Action item - From the records below, state how many lines hold the string "caption", without any other text.

================

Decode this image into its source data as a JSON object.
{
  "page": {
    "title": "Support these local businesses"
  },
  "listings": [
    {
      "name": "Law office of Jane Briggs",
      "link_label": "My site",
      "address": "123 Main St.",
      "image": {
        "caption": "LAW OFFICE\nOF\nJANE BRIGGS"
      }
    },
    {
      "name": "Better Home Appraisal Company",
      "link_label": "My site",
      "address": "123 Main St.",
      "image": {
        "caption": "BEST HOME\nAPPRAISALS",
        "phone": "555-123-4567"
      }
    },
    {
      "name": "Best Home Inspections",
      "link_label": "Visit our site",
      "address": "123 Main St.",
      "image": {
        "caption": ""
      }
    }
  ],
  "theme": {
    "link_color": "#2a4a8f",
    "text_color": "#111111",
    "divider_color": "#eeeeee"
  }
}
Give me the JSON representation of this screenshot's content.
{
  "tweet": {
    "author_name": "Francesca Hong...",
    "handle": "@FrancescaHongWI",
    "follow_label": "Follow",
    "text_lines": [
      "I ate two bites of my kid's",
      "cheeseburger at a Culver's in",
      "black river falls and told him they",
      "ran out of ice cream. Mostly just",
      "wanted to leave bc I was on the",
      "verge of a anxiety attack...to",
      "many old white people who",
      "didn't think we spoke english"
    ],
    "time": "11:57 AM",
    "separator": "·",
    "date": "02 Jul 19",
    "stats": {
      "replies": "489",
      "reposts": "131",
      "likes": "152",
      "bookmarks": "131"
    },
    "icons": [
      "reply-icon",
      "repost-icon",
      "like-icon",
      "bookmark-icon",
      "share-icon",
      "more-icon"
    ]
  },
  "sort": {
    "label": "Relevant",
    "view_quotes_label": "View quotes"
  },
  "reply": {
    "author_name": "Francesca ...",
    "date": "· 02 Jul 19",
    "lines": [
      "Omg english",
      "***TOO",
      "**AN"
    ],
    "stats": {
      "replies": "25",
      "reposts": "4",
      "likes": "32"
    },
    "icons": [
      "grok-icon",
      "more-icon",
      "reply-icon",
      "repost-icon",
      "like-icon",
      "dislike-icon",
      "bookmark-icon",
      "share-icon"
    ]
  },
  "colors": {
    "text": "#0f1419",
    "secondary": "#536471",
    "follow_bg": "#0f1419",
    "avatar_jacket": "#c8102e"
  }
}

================

Result of this task - 3